During his senior year in high school, Marcus Dupree rushed for 1,955 yards with 26 touchdowns. On November 13, 1981, Dupree's final high school game was at Choctaw Bowl at Choctaw Central High School's Warriors Stadium. He broke a record on yards rushed. Willie Morris, author, described the audience as "the most distinctive crowds I had ever seen ... four thousand or so people seemed almost an equal of mix of whites, blacks, and Indians ... After Marcus scored his touchdown, [Sid Salter] saw Cecil Price, Sr. who was ... 'jumping up and down and cheering as hard as anyone ... aint' that a kick in the pants?'" In a separate visit in 1983, Dupree came to the school for one-on-one sessions with students.

The stadium on the reservation was the finest I had seen all year, with excellent lights, and a large concrete grandstand on one side and bleachers on the other. A gymnasium-field house was adjacent to the grandstand with-what else?- WARRIORS in sizable letters on the facade. Although the game was more than an hour away, it was obvious there would be a big crowd.

— Willie Morris[6]

In 1985, Eunice Kennedy Shriver, a member of the Kennedy family and founder of the special olympics, spoke and praised the school's involvement with the "Let's Play to Grow" program.

In the mid-1990s, Billy Mills, the second Native American to win an Olympic gold medal,spoke to the school body.

In 2000, John Herrington, the first Native American NASA astronaut, visited the campus. He flew his first space mission two years later as a mission specialist aboard STS-113.

In 2008, Rodney A. Grant, a Native American actor famous for his role in the movie Dances with Wolves, visited the campus.


  1. ^ a b "Choctaw Tribal Schools". 2007-09-05. Retrieved 2007-09-13. 
  2. ^ "Education". Mississippi Band of Choctaw Indians. Archived from the original on August 4, 2007. Retrieved 2007-09-13. 
  3. ^ "Choctaw Tribal Schools". Mississippi Band of Choctaw Indians. Archived from the original on 2007-06-10. Retrieved 2007-09-13. 
  4. ^ a b c "Choctaw Tribal School District, Choctaw, Mississippi". Center for Civic Education. Retrieved 2007-09-13. 
  5. ^ "SACS CASI Accredited Schools: Mississippi". Council on Accreditation and School Improvement, Southern Association of Colleges and Schools.

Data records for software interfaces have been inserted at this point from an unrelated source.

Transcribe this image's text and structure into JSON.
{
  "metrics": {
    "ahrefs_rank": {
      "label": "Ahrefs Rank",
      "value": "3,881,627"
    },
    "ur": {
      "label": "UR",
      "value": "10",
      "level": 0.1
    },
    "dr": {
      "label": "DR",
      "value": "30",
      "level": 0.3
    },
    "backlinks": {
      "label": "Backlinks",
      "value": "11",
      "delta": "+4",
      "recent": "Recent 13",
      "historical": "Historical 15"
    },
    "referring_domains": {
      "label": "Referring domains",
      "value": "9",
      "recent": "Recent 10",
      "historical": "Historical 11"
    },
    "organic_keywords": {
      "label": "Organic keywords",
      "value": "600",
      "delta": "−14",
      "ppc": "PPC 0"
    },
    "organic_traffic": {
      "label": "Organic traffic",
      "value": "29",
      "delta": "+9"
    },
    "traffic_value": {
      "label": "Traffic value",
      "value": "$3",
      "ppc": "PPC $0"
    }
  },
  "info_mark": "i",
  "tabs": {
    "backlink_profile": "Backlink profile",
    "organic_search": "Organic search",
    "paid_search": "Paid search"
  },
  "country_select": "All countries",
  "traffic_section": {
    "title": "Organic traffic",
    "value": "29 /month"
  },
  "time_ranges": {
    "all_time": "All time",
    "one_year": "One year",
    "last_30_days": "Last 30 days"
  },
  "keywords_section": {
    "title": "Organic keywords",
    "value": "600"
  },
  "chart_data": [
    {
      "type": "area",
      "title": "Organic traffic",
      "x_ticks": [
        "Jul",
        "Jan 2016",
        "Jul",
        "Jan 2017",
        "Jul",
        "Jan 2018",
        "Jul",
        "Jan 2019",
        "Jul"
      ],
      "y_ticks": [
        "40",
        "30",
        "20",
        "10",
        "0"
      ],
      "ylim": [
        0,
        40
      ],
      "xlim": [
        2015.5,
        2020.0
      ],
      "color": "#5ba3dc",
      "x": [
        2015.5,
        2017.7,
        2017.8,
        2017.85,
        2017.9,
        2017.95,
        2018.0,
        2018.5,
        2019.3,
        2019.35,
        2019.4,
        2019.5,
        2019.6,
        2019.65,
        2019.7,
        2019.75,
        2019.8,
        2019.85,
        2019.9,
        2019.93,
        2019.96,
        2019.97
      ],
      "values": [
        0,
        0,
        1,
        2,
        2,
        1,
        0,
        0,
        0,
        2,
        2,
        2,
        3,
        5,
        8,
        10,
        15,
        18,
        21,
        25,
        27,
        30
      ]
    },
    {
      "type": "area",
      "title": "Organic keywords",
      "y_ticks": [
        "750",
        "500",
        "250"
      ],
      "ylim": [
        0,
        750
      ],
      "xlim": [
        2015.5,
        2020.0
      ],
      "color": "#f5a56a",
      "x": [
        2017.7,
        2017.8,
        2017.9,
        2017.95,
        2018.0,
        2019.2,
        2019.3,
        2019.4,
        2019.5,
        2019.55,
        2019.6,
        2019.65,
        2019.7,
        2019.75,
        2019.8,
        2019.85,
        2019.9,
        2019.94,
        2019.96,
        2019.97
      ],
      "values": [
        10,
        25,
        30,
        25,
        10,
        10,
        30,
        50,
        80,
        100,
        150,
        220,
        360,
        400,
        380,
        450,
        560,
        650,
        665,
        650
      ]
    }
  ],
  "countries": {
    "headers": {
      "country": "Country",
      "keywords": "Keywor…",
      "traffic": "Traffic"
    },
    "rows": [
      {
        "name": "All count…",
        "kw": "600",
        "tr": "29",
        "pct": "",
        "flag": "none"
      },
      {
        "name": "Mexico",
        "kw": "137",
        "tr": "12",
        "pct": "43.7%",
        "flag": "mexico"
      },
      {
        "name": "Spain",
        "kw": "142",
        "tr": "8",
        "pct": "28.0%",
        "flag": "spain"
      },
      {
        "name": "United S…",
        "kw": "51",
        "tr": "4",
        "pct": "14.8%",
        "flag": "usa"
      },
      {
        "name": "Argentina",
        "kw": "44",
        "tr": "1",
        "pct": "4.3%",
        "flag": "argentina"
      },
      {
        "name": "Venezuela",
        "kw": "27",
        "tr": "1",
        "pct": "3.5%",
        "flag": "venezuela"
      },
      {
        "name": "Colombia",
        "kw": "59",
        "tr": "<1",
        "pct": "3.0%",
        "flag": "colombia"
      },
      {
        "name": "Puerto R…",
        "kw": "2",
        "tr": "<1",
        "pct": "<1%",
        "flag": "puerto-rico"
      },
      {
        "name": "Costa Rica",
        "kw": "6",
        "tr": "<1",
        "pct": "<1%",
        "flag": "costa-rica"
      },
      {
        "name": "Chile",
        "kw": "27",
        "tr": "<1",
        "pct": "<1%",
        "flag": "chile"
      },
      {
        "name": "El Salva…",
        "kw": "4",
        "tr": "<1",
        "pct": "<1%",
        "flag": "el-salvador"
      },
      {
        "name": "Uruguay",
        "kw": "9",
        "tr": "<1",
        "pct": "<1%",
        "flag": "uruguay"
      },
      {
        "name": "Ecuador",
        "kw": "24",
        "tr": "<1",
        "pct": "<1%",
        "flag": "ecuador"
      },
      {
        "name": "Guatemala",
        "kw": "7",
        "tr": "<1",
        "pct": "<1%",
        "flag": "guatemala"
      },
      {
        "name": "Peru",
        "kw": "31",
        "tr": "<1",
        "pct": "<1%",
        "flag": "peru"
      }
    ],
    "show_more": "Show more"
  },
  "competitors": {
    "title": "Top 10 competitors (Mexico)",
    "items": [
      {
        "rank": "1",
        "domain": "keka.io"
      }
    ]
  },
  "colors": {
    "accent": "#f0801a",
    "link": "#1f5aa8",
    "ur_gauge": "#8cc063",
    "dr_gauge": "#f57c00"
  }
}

Archived from the original on 2007-08-08. Retrieved 2007-09-13. 
  6. ^ Morris, Willie (1999). The courting of Marcus Dupree. Retrieved 2010-11-04. 

External links[edit]

Coordinates: 32°47′03″N 89°14′01″W / 32.784191°N 89.233608°W / 32.784191; -89.233608